═══ Provided records
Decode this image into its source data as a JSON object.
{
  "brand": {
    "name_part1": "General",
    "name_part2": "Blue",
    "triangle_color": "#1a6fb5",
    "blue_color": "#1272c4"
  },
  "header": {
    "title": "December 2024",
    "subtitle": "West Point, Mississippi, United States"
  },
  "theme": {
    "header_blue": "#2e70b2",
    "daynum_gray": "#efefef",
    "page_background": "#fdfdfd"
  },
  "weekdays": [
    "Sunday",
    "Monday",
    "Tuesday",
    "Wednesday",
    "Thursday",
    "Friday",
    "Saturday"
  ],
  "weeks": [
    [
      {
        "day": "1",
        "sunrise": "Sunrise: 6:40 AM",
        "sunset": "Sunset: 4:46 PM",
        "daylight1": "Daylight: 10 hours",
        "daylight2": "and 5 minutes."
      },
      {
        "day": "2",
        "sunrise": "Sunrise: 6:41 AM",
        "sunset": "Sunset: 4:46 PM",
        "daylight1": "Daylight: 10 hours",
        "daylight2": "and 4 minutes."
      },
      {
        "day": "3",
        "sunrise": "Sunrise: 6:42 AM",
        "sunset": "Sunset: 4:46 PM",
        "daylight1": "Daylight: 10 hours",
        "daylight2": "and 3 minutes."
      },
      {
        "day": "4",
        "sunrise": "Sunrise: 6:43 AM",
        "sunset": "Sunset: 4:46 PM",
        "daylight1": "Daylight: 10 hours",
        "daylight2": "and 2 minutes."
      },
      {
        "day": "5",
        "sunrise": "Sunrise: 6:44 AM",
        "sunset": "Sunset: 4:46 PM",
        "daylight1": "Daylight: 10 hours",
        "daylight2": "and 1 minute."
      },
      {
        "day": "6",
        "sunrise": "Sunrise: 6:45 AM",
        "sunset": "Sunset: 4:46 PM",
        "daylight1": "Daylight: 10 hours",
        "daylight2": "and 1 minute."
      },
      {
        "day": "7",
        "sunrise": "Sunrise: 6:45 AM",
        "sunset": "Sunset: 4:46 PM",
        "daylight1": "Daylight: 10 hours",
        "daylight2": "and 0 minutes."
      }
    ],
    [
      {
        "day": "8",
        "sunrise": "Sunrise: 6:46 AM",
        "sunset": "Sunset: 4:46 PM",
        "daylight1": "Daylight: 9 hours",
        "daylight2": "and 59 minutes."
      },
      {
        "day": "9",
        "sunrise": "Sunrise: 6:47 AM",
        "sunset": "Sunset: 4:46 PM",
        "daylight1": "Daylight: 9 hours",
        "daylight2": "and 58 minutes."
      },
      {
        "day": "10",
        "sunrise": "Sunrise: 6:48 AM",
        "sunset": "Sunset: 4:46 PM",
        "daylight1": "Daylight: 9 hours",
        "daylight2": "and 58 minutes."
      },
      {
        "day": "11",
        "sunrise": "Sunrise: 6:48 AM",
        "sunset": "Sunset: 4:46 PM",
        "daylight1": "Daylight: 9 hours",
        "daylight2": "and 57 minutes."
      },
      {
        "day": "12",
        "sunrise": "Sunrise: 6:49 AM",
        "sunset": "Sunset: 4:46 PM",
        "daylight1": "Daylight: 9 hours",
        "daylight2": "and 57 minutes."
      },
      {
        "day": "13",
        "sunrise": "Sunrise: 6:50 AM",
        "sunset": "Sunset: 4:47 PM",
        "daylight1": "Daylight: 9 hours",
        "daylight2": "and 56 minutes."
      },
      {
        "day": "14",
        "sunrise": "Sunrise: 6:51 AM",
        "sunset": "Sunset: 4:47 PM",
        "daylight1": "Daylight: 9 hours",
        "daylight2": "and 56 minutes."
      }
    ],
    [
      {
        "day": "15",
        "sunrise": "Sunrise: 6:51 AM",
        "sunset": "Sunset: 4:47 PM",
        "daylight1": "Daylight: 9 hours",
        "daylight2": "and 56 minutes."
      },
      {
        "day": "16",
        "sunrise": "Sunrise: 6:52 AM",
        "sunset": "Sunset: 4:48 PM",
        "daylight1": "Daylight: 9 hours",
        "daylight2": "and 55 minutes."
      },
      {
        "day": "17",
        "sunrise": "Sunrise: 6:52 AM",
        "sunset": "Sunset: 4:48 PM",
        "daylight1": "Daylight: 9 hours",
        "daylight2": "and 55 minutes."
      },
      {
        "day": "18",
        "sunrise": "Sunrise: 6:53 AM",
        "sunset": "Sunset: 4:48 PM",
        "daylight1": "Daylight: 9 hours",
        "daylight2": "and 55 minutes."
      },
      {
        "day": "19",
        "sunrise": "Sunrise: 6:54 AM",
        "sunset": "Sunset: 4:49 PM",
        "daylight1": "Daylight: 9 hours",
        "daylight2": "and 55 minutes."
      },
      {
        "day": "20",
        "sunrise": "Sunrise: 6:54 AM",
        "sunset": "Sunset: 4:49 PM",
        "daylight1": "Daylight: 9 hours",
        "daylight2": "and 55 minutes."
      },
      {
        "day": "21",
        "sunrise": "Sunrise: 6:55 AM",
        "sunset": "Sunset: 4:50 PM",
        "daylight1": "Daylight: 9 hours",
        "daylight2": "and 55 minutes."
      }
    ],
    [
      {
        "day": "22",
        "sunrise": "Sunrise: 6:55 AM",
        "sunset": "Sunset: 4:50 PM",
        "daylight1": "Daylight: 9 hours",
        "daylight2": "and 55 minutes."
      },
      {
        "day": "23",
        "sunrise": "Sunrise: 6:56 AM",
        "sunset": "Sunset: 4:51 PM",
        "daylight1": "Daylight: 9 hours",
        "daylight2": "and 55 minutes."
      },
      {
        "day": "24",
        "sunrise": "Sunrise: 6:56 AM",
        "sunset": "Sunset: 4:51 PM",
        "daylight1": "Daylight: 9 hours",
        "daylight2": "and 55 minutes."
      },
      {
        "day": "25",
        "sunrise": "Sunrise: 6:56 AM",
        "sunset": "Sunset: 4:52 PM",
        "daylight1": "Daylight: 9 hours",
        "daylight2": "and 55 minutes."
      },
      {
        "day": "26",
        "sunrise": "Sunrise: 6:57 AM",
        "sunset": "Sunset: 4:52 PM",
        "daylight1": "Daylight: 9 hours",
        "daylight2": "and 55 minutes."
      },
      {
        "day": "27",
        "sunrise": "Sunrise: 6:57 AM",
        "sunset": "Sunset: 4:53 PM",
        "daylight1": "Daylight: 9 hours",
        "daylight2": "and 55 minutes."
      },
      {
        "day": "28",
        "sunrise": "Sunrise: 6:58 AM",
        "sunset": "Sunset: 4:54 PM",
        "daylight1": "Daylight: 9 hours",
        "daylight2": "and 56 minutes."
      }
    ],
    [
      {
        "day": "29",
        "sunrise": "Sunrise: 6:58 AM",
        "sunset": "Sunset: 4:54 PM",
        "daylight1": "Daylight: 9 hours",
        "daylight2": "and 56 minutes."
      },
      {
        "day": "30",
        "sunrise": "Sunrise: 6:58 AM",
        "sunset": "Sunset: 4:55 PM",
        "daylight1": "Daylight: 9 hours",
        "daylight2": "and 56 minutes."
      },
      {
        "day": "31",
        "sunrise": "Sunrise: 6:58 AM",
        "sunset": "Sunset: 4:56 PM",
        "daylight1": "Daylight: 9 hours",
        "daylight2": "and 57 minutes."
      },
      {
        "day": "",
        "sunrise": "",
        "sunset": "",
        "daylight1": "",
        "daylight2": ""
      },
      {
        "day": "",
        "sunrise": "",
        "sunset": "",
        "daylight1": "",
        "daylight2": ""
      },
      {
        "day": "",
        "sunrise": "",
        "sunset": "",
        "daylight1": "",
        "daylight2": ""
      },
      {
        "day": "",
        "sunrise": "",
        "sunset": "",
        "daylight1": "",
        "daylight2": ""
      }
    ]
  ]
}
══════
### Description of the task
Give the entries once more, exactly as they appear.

### Reply to the task
Decode this image into its source data as a JSON object.
{
  "brand": {
    "name_part1": "General",
    "name_part2": "Blue",
    "triangle_color": "#1a6fb5",
    "blue_color": "#1272c4"
  },
  "header": {
    "title": "December 2024",
    "subtitle": "West Point, Mississippi, United States"
  },
  "theme": {
    "header_blue": "#2e70b2",
    "daynum_gray": "#efefef",
    "page_background": "#fdfdfd"
  },
  "weekdays": [
    "Sunday",
    "Monday",
    "Tuesday",
    "Wednesday",
    "Thursday",
    "Friday",
    "Saturday"
  ],
  "weeks": [
    [
      {
        "day": "1",
        "sunrise": "Sunrise: 6:40 AM",
        "sunset": "Sunset: 4:46 PM",
        "daylight1": "Daylight: 10 hours",
        "daylight2": "and 5 minutes."
      },
      {
        "day": "2",
        "sunrise": "Sunrise: 6:41 AM",
        "sunset": "Sunset: 4:46 PM",
        "daylight1": "Daylight: 10 hours",
        "daylight2": "and 4 minutes."
      },
      {
        "day": "3",
        "sunrise": "Sunrise: 6:42 AM",
        "sunset": "Sunset: 4:46 PM",
        "daylight1": "Daylight: 10 hours",
        "daylight2": "and 3 minutes."
      },
      {
        "day": "4",
        "sunrise": "Sunrise: 6:43 AM",
        "sunset": "Sunset: 4:46 PM",
        "daylight1": "Daylight: 10 hours",
        "daylight2": "and 2 minutes."
      },
      {
        "day": "5",
        "sunrise": "Sunrise: 6:44 AM",
        "sunset": "Sunset: 4:46 PM",
        "daylight1": "Daylight: 10 hours",
        "daylight2": "and 1 minute."
      },
      {
        "day": "6",
        "sunrise": "Sunrise: 6:45 AM",
        "sunset": "Sunset: 4:46 PM",
        "daylight1": "Daylight: 10 hours",
        "daylight2": "and 1 minute."
      },
      {
        "day": "7",
        "sunrise": "Sunrise: 6:45 AM",
        "sunset": "Sunset: 4:46 PM",
        "daylight1": "Daylight: 10 hours",
        "daylight2": "and 0 minutes."
      }
    ],
    [
      {
        "day": "8",
        "sunrise": "Sunrise: 6:46 AM",
        "sunset": "Sunset: 4:46 PM",
        "daylight1": "Daylight: 9 hours",
        "daylight2": "and 59 minutes."
      },
      {
        "day": "9",
        "sunrise": "Sunrise: 6:47 AM",
        "sunset": "Sunset: 4:46 PM",
        "daylight1": "Daylight: 9 hours",
        "daylight2": "and 58 minutes."
      },
      {
        "day": "10",
        "sunrise": "Sunrise: 6:48 AM",
        "sunset": "Sunset: 4:46 PM",
        "daylight1": "Daylight: 9 hours",
        "daylight2": "and 58 minutes."
      },
      {
        "day": "11",
        "sunrise": "Sunrise: 6:48 AM",
        "sunset": "Sunset: 4:46 PM",
        "daylight1": "Daylight: 9 hours",
        "daylight2": "and 57 minutes."
      },
      {
        "day": "12",
        "sunrise": "Sunrise: 6:49 AM",
        "sunset": "Sunset: 4:46 PM",
        "daylight1": "Daylight: 9 hours",
        "daylight2": "and 57 minutes."
      },
      {
        "day": "13",
        "sunrise": "Sunrise: 6:50 AM",
        "sunset": "Sunset: 4:47 PM",
        "daylight1": "Daylight: 9 hours",
        "daylight2": "and 56 minutes."
      },
      {
        "day": "14",
        "sunrise": "Sunrise: 6:51 AM",
        "sunset": "Sunset: 4:47 PM",
        "daylight1": "Daylight: 9 hours",
        "daylight2": "and 56 minutes."
      }
    ],
    [
      {
        "day": "15",
        "sunrise": "Sunrise: 6:51 AM",
        "sunset": "Sunset: 4:47 PM",
        "daylight1": "Daylight: 9 hours",
        "daylight2": "and 56 minutes."
      },
      {
        "day": "16",
        "sunrise": "Sunrise: 6:52 AM",
        "sunset": "Sunset: 4:48 PM",
        "daylight1": "Daylight: 9 hours",
        "daylight2": "and 55 minutes."
      },
      {
        "day": "17",
        "sunrise": "Sunrise: 6:52 AM",
        "sunset": "Sunset: 4:48 PM",
        "daylight1": "Daylight: 9 hours",
        "daylight2": "and 55 minutes."
      },
      {
        "day": "18",
        "sunrise": "Sunrise: 6:53 AM",
        "sunset": "Sunset: 4:48 PM",
        "daylight1": "Daylight: 9 hours",
        "daylight2": "and 55 minutes."
      },
      {
        "day": "19",
        "sunrise": "Sunrise: 6:54 AM",
        "sunset": "Sunset: 4:49 PM",
        "daylight1": "Daylight: 9 hours",
        "daylight2": "and 55 minutes."
      },
      {
        "day": "20",
        "sunrise": "Sunrise: 6:54 AM",
        "sunset": "Sunset: 4:49 PM",
        "daylight1": "Daylight: 9 hours",
        "daylight2": "and 55 minutes."
      },
      {
        "day": "21",
        "sunrise": "Sunrise: 6:55 AM",
        "sunset": "Sunset: 4:50 PM",
        "daylight1": "Daylight: 9 hours",
        "daylight2": "and 55 minutes."
      }
    ],
    [
      {
        "day": "22",
        "sunrise": "Sunrise: 6:55 AM",
        "sunset": "Sunset: 4:50 PM",
        "daylight1": "Daylight: 9 hours",
        "daylight2": "and 55 minutes."
      },
      {
        "day": "23",
        "sunrise": "Sunrise: 6:56 AM",
        "sunset": "Sunset: 4:51 PM",
        "daylight1": "Daylight: 9 hours",
        "daylight2": "and 55 minutes."
      },
      {
        "day": "24",
        "sunrise": "Sunrise: 6:56 AM",
        "sunset": "Sunset: 4:51 PM",
        "daylight1": "Daylight: 9 hours",
        "daylight2": "and 55 minutes."
      },
      {
        "day": "25",
        "sunrise": "Sunrise: 6:56 AM",
        "sunset": "Sunset: 4:52 PM",
        "daylight1": "Daylight: 9 hours",
        "daylight2": "and 55 minutes."
      },
      {
        "day": "26",
        "sunrise": "Sunrise: 6:57 AM",
        "sunset": "Sunset: 4:52 PM",
        "daylight1": "Daylight: 9 hours",
        "daylight2": "and 55 minutes."
      },
      {
        "day": "27",
        "sunrise": "Sunrise: 6:57 AM",
        "sunset": "Sunset: 4:53 PM",
        "daylight1": "Daylight: 9 hours",
        "daylight2": "and 55 minutes."
      },
      {
        "day": "28",
        "sunrise": "Sunrise: 6:58 AM",
        "sunset": "Sunset: 4:54 PM",
        "daylight1": "Daylight: 9 hours",
        "daylight2": "and 56 minutes."
      }
    ],
    [
      {
        "day": "29",
        "sunrise": "Sunrise: 6:58 AM",
        "sunset": "Sunset: 4:54 PM",
        "daylight1": "Daylight: 9 hours",
        "daylight2": "and 56 minutes."
      },
      {
        "day": "30",
        "sunrise": "Sunrise: 6:58 AM",
        "sunset": "Sunset: 4:55 PM",
        "daylight1": "Daylight: 9 hours",
        "daylight2": "and 56 minutes."
      },
      {
        "day": "31",
        "sunrise": "Sunrise: 6:58 AM",
        "sunset": "Sunset: 4:56 PM",
        "daylight1": "Daylight: 9 hours",
        "daylight2": "and 57 minutes."
      },
      {
        "day": "",
        "sunrise": "",
        "sunset": "",
        "daylight1": "",
        "daylight2": ""
      },
      {
        "day": "",
        "sunrise": "",
        "sunset": "",
        "daylight1": "",
        "daylight2": ""
      },
      {
        "day": "",
        "sunrise": "",
        "sunset": "",
        "daylight1": "",
        "daylight2": ""
      },
      {
        "day": "",
        "sunrise": "",
        "sunset": "",
        "daylight1": "",
        "daylight2": ""
      }
    ]
  ]
}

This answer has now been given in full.